Framing Techniques in Wildland Fire Communication: the Impact of Gain and Loss Frames on Support For Management Thesis uri icon

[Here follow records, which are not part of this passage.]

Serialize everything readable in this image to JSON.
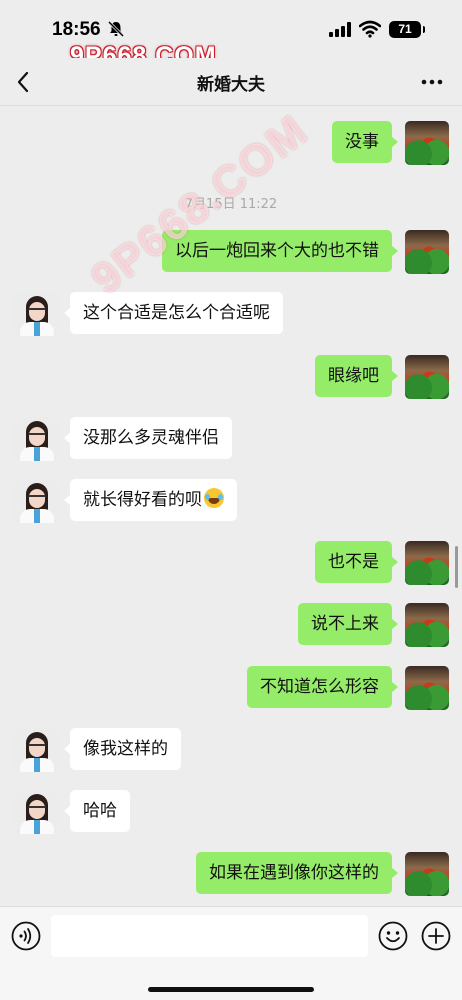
{
  "status_bar": {
    "time": "18:56",
    "battery": "71",
    "icons": [
      "bell-slash-icon",
      "signal-icon",
      "wifi-icon",
      "battery-icon"
    ]
  },
  "watermark": {
    "top": "9P668.COM",
    "diagonal": "9P668.COM"
  },
  "nav": {
    "back_icon": "chevron-left-icon",
    "title": "新婚大夫",
    "more_icon": "more-dots-icon"
  },
  "chat": {
    "messages": [
      {
        "side": "self",
        "text": "没事"
      },
      {
        "side": "timestamp",
        "text": "7月15日 11:22"
      },
      {
        "side": "self",
        "text": "以后一炮回来个大的也不错"
      },
      {
        "side": "other",
        "text": "这个合适是怎么个合适呢"
      },
      {
        "side": "self",
        "text": "眼缘吧"
      },
      {
        "side": "other",
        "text": "没那么多灵魂伴侣"
      },
      {
        "side": "other",
        "text": "就长得好看的呗",
        "emoji": "laughing-tears-emoji"
      },
      {
        "side": "self",
        "text": "也不是"
      },
      {
        "side": "self",
        "text": "说不上来"
      },
      {
        "side": "self",
        "text": "不知道怎么形容"
      },
      {
        "side": "other",
        "text": "像我这样的"
      },
      {
        "side": "other",
        "text": "哈哈"
      },
      {
        "side": "self",
        "text": "如果在遇到像你这样的"
      }
    ]
  },
  "input_bar": {
    "voice_icon": "voice-icon",
    "input_value": "",
    "emoji_icon": "emoji-icon",
    "plus_icon": "plus-icon"
  },
  "colors": {
    "background": "#ededed",
    "self_bubble": "#95ec69",
    "other_bubble": "#ffffff",
    "timestamp": "#a9a9a9"
  }
}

  • Thesis (M.S., Natural Resources) | The goal of this study was to add to our scientific knowledge about best practices for environmental risk communication, while producing applied materials for managers and stakeholders. I used a quasi-experimental pre-/post-test design to examine how two differently framed messages about wildfire projections for the northern Rocky Mountains influence attitudes about management actions. Participants were randomly assigned to a treatment group and asked to review a flyer presenting information about increasing wildland fire risk in the northern Rocky Mountains and risk reduction actions. One treatment flyer presented positive outcomes of taking action (gain frame), while the other presented negative outcomes of not taking action (loss frame). Current research has identified gain and loss frames as a needed area of study in climate change communication, as both frames have led to increases in perception of environmental problem severity, but it remains unclear how frames will influence attitudes, intentions and behavior (Spence & Pidgeon, 2010). I hypothesized that loss framed messages would lead to deeper cognitive processing and therefore more positive attitudes. This study contributes to our theoretical understanding of framing effects on attitudes by showing a significant effect of frame type on cognitive processing. Participants in this study engaged in deeper cognitive processing after reading the loss framed treatment flyer. However, my results did not indicate that either frame was effective at influencing attitudes about wildland fire management. Despite the impact of the loss frame on cognitive processing, other studies indicate that the using the gain frame is more likely to influence attitudes. My results call into question whether the effects of framing are likely to be substantial in the context of wildland fire. Nevertheless, this study can contribute to our understanding of existing attitudes by providing data on current levels of support for a variety of management actions, which range from fuel reduction to community policies. The summary report of this study (Appendix F) provides a description of participants' attitudes about management, a short description of the communication techniques used in the flyer, and recommendations gathered from the literature advocating the use of gain framed information. This summary and the gain flyer will be made available to managers and stakeholders.

publication date

  • December 15, 2013